- What is expected
Look through the records that follow. Copy every line containing the word "JSON".

- Exercise inputs
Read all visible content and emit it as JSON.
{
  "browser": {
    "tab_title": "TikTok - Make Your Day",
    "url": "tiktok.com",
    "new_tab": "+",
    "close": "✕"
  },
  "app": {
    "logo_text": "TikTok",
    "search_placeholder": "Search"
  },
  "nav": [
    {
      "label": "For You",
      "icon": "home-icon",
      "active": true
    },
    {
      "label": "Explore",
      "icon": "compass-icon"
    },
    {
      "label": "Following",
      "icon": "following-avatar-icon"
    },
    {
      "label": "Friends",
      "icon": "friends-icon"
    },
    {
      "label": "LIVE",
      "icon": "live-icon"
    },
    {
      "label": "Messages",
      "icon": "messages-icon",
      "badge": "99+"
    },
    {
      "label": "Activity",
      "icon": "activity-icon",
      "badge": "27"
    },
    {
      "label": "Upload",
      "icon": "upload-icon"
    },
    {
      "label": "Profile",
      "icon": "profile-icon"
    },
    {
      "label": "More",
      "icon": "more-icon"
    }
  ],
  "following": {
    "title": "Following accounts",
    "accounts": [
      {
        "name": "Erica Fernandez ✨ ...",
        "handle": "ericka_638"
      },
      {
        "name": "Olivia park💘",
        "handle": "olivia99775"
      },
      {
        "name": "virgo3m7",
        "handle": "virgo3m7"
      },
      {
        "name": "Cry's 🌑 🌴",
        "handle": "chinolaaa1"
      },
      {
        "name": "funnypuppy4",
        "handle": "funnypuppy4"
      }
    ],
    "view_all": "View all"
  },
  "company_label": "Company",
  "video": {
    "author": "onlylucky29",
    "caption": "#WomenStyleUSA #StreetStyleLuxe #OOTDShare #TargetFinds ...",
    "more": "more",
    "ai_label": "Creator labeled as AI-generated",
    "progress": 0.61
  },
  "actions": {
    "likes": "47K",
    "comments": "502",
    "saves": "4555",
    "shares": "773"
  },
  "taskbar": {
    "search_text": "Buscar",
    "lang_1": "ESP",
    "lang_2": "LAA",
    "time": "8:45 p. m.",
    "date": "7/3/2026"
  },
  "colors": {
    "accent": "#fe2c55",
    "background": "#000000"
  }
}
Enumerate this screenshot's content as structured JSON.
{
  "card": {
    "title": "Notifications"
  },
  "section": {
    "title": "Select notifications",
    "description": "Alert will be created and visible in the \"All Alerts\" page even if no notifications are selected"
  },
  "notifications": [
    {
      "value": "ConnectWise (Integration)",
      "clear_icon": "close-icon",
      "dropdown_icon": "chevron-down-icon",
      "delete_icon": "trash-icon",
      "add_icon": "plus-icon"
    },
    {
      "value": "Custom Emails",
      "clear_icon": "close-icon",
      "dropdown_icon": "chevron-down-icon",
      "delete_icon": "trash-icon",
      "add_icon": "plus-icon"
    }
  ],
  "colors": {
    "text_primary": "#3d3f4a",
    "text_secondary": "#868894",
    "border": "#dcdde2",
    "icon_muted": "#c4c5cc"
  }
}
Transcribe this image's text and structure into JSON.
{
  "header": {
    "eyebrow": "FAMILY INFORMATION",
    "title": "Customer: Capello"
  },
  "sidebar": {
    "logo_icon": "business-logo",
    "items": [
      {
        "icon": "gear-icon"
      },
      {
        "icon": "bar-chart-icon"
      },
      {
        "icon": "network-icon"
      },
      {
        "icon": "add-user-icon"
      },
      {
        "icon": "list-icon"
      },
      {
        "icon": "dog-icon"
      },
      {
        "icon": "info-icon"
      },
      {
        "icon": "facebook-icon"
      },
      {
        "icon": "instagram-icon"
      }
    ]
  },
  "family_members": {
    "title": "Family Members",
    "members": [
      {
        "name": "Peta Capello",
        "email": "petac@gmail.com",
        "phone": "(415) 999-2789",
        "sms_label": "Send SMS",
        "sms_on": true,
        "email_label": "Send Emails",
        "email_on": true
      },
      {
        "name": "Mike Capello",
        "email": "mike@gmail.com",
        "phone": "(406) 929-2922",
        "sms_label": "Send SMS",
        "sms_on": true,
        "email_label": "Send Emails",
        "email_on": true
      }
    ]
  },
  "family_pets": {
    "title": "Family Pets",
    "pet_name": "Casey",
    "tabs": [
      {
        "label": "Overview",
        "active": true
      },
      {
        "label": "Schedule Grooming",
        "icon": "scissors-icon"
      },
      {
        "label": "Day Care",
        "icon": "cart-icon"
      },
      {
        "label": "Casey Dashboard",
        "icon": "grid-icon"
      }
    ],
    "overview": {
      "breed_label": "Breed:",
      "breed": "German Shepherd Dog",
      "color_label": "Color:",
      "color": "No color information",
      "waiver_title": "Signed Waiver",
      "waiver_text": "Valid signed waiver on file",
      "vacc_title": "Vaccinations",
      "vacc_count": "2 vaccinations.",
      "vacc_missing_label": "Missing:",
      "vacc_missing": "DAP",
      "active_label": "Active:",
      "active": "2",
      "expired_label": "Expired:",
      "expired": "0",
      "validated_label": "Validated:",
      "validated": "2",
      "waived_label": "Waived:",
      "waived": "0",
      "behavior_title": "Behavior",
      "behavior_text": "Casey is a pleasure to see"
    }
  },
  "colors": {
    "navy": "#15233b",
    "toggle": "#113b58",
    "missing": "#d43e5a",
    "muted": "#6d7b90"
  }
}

- Task solution
Read all visible content and emit it as JSON.
Enumerate this screenshot's content as structured JSON.
Transcribe this image's text and structure into JSON.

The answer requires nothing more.